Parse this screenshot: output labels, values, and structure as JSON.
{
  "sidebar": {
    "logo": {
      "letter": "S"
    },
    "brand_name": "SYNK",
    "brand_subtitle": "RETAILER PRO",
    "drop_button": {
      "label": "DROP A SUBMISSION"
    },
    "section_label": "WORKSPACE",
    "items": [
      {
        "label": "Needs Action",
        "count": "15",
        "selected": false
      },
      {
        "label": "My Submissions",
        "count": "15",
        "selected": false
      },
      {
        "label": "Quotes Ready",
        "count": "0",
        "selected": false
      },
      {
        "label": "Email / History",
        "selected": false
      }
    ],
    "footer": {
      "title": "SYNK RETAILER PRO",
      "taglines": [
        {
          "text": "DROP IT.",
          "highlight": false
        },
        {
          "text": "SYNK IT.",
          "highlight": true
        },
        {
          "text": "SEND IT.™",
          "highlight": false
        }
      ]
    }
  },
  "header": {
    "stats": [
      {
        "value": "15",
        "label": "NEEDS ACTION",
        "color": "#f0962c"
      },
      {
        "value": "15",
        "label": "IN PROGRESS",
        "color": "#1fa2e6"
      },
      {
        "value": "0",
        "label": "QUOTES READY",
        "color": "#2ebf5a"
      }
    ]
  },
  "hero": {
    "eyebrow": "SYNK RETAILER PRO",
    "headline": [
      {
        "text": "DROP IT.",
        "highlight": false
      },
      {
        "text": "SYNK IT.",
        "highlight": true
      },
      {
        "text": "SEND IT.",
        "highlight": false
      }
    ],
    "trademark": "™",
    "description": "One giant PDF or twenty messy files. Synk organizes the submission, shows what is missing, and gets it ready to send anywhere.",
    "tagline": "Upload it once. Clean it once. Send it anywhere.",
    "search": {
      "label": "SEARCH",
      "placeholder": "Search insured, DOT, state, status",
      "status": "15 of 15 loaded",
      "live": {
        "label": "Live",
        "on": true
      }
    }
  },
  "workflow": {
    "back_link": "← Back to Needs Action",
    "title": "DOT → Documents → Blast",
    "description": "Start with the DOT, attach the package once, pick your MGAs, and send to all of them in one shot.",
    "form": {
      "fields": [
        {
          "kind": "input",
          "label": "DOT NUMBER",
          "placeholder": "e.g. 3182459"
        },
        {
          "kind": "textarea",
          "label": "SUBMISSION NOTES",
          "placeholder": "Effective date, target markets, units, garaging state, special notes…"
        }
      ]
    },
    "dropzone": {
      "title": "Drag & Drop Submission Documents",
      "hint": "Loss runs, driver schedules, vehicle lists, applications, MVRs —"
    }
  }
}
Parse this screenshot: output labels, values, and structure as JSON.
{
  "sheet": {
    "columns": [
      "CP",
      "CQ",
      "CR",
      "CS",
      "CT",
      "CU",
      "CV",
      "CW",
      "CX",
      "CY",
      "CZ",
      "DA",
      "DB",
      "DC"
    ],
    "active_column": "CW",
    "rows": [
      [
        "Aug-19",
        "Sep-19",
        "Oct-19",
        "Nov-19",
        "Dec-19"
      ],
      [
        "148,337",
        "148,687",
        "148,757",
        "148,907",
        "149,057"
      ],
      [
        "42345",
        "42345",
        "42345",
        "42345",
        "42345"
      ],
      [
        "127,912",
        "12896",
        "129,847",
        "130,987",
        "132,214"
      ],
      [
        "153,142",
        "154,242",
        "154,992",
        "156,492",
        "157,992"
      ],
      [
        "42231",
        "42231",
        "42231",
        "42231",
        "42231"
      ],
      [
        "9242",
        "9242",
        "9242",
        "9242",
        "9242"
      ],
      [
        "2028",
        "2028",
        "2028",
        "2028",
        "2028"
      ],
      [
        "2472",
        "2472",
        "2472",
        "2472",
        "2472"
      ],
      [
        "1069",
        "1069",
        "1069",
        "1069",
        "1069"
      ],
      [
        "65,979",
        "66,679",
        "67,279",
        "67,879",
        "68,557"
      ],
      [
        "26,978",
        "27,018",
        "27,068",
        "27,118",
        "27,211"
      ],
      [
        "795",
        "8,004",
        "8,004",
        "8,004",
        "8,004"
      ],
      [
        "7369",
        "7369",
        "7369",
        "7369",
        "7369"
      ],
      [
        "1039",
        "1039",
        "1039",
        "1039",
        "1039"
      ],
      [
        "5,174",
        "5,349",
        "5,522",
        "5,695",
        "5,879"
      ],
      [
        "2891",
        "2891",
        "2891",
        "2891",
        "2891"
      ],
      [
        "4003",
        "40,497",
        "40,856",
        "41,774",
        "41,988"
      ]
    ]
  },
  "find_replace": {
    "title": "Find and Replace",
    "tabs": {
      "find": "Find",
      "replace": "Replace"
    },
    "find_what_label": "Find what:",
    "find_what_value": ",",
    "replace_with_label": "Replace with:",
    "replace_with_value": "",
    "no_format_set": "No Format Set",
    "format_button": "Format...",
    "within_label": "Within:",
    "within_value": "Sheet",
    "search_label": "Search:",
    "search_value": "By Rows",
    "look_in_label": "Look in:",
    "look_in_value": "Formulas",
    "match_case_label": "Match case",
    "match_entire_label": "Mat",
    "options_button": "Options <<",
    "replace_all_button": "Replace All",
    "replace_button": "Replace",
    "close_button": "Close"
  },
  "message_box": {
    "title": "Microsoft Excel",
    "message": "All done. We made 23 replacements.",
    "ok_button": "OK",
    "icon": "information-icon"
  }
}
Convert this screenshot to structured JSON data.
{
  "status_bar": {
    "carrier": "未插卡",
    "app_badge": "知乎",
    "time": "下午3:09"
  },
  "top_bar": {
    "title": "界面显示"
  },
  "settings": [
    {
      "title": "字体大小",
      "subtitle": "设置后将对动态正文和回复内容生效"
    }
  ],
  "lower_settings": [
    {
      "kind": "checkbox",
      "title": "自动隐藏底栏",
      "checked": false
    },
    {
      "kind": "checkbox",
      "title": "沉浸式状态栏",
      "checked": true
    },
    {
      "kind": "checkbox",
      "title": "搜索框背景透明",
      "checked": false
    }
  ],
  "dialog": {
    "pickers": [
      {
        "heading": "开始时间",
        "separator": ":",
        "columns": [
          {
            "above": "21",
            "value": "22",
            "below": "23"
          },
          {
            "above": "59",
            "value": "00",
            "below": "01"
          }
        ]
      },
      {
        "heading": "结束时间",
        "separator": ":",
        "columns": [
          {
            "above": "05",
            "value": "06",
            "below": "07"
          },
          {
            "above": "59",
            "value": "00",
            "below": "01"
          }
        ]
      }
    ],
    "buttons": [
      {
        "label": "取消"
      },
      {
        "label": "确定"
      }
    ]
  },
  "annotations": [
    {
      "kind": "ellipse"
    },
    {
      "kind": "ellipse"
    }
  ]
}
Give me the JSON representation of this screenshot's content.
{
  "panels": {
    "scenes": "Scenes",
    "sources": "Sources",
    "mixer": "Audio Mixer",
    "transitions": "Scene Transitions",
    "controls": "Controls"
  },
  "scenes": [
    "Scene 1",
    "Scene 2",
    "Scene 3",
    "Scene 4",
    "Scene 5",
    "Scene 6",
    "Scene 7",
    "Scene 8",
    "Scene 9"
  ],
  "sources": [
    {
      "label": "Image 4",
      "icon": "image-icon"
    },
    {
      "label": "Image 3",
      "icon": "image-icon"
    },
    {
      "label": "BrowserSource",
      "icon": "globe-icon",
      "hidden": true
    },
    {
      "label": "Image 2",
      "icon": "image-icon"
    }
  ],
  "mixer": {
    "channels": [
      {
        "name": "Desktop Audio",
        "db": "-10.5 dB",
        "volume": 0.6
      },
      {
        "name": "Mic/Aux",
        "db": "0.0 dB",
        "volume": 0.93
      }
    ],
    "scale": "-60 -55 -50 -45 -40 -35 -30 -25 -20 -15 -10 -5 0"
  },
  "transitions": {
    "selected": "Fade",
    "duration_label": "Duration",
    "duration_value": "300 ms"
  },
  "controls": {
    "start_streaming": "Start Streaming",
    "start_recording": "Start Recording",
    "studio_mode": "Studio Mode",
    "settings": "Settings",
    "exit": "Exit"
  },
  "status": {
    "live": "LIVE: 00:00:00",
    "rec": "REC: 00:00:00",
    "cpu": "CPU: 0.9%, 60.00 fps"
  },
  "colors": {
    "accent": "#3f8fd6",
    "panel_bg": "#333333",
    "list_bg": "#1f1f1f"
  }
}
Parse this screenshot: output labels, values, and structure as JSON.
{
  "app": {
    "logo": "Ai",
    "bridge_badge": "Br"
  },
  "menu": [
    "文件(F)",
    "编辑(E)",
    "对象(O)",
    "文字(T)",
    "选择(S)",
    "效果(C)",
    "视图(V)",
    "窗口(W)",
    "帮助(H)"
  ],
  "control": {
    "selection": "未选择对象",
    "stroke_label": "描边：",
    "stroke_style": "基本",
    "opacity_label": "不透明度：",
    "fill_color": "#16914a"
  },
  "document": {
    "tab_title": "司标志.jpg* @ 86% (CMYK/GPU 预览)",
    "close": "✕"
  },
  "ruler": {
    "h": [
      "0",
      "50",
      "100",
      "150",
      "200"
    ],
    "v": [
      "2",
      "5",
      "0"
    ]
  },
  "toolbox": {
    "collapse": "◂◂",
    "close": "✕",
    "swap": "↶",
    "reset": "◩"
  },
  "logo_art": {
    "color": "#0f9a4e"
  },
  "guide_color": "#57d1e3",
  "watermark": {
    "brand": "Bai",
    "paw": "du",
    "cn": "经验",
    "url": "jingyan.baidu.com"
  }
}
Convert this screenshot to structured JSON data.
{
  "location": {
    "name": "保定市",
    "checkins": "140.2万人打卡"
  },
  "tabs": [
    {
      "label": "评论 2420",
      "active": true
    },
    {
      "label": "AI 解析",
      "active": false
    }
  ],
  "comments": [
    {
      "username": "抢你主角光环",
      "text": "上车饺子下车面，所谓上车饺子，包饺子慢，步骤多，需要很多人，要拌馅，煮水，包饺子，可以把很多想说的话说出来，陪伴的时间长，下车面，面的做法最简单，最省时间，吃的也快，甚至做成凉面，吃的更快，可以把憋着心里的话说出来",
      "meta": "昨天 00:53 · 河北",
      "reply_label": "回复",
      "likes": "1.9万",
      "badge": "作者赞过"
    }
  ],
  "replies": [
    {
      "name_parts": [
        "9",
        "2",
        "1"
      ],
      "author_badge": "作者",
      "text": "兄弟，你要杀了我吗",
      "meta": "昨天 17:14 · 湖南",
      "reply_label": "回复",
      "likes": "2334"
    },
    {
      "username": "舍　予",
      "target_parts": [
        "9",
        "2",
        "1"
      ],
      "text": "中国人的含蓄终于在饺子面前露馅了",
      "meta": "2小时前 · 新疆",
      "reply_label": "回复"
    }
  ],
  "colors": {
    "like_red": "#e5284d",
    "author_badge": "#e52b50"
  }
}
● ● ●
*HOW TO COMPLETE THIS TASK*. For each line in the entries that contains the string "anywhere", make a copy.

*RESPONSE BOX*.
    "description": "One giant PDF or twenty messy files. Synk organizes the submission, shows what is missing, and gets it ready to send anywhere.",
    "tagline": "Upload it once. Clean it once. Send it anywhere.",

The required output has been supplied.